• _PROVIDED RECORDS_

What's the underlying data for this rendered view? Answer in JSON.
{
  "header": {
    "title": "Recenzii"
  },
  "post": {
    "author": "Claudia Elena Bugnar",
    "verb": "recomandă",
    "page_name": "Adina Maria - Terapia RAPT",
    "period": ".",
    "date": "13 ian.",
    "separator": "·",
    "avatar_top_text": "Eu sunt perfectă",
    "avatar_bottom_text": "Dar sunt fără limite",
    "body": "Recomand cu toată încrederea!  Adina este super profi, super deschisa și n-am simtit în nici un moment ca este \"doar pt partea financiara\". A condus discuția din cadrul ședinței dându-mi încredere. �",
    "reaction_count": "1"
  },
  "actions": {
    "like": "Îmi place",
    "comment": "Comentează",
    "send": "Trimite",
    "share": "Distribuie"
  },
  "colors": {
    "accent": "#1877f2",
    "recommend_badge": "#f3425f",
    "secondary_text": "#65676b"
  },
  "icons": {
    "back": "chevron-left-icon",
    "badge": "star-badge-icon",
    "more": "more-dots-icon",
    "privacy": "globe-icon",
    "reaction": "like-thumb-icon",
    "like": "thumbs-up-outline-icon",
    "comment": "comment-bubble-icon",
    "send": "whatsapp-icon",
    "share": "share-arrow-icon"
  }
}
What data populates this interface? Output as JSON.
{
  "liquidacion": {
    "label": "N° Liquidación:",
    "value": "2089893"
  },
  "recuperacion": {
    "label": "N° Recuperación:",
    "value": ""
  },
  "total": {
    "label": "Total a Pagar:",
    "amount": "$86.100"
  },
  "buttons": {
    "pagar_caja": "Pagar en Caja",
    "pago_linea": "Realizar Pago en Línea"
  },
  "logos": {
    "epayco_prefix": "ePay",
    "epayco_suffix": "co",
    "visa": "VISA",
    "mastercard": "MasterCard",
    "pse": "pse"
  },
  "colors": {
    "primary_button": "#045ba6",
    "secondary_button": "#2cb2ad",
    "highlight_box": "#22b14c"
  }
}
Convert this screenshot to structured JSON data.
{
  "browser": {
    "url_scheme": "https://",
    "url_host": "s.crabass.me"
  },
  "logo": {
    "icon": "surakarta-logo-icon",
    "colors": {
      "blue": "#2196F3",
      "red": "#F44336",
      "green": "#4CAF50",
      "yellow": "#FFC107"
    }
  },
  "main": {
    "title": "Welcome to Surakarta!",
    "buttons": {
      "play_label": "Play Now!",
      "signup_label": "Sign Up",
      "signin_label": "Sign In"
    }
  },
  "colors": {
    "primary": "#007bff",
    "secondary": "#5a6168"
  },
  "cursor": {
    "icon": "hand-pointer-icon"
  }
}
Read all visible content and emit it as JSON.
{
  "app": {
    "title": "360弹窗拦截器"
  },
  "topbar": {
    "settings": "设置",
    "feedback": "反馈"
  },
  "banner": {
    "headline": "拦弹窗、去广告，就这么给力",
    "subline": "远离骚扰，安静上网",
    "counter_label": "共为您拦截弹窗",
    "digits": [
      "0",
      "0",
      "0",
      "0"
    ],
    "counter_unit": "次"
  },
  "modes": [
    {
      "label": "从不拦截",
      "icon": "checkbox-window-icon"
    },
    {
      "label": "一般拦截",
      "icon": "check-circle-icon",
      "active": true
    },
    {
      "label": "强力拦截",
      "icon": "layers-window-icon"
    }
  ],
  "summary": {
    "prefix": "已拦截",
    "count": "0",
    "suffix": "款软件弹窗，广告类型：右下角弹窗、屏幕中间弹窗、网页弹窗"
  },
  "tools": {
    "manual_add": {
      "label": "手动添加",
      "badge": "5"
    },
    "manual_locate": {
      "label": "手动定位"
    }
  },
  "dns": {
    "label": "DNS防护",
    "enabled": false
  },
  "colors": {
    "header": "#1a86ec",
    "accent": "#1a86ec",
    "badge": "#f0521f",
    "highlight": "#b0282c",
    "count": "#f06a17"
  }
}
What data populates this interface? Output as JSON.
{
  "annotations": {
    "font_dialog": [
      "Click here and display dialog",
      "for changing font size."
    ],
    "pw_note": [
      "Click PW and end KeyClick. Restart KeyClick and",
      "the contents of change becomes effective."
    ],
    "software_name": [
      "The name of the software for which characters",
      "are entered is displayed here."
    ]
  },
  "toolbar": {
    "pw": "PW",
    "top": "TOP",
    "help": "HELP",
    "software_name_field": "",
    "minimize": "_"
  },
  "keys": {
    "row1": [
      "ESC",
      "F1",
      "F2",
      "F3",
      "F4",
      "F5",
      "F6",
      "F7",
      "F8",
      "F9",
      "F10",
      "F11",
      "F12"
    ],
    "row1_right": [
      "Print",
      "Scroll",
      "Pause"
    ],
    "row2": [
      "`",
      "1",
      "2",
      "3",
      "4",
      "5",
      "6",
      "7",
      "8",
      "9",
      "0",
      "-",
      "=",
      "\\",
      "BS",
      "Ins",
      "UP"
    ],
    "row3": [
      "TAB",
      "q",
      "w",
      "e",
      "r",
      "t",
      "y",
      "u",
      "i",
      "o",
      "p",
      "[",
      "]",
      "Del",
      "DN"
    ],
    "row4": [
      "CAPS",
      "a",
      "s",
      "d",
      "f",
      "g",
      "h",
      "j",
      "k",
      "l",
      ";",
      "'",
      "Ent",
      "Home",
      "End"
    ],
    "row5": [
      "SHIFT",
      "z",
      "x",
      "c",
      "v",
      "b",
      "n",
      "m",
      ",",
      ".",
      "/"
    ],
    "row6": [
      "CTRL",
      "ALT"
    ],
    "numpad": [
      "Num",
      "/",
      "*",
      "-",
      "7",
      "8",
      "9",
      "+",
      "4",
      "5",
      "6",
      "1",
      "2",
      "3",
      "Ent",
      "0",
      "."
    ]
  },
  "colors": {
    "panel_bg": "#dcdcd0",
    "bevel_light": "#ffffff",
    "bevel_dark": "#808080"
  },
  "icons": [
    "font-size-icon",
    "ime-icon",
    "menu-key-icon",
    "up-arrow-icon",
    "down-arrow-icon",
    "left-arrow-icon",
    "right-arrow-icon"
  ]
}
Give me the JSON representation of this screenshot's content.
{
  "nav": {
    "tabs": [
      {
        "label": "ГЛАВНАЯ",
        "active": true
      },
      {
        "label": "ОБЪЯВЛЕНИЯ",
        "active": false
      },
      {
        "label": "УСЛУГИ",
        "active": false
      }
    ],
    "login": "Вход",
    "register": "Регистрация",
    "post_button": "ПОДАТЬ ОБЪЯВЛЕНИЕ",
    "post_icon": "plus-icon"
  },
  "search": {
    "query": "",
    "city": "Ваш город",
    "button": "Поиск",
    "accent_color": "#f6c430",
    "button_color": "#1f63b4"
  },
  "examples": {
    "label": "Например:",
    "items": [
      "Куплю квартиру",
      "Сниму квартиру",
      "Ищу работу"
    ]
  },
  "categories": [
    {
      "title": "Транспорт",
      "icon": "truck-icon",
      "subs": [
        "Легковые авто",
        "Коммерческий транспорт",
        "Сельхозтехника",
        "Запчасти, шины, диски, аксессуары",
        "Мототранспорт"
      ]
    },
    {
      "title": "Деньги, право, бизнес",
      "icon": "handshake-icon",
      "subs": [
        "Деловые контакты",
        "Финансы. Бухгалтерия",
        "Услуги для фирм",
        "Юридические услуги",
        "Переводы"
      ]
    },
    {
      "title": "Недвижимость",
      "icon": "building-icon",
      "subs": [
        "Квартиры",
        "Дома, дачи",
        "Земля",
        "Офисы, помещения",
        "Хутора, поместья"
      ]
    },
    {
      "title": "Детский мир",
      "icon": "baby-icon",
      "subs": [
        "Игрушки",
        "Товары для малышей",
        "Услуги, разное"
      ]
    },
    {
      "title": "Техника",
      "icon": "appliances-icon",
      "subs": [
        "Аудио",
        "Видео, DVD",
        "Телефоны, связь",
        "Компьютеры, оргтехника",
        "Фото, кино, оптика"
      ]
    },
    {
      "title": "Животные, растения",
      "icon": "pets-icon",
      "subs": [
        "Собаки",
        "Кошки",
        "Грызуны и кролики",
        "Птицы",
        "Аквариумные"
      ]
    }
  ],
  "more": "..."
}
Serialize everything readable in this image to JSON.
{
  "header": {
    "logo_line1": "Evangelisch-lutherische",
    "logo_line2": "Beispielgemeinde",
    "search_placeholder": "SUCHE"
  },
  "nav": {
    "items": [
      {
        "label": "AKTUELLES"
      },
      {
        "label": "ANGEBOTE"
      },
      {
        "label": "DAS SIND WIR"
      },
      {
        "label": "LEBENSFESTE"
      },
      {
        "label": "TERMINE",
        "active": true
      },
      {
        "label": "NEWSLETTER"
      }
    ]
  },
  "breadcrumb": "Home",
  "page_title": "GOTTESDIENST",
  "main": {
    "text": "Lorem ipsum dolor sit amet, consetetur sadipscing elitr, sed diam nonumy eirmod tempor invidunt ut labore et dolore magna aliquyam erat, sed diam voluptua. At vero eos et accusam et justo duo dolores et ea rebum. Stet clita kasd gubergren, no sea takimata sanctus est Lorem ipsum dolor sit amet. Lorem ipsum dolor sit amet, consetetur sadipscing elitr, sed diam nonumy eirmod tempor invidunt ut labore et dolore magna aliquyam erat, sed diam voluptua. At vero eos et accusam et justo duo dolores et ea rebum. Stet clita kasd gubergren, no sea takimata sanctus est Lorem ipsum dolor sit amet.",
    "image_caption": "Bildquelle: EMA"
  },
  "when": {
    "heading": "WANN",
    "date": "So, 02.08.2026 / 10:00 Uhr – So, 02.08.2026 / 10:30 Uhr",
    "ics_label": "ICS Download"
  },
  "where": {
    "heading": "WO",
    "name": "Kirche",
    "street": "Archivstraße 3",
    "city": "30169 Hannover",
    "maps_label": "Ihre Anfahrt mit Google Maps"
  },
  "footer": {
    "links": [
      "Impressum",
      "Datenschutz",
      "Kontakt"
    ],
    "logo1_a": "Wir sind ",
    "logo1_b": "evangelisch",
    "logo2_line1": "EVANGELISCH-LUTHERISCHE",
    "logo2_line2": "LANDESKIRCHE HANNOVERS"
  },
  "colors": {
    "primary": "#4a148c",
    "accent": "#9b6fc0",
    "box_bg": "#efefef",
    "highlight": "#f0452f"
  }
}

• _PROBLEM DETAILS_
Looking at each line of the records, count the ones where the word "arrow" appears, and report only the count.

• _ANSWER FOR THIS EXERCISE_
5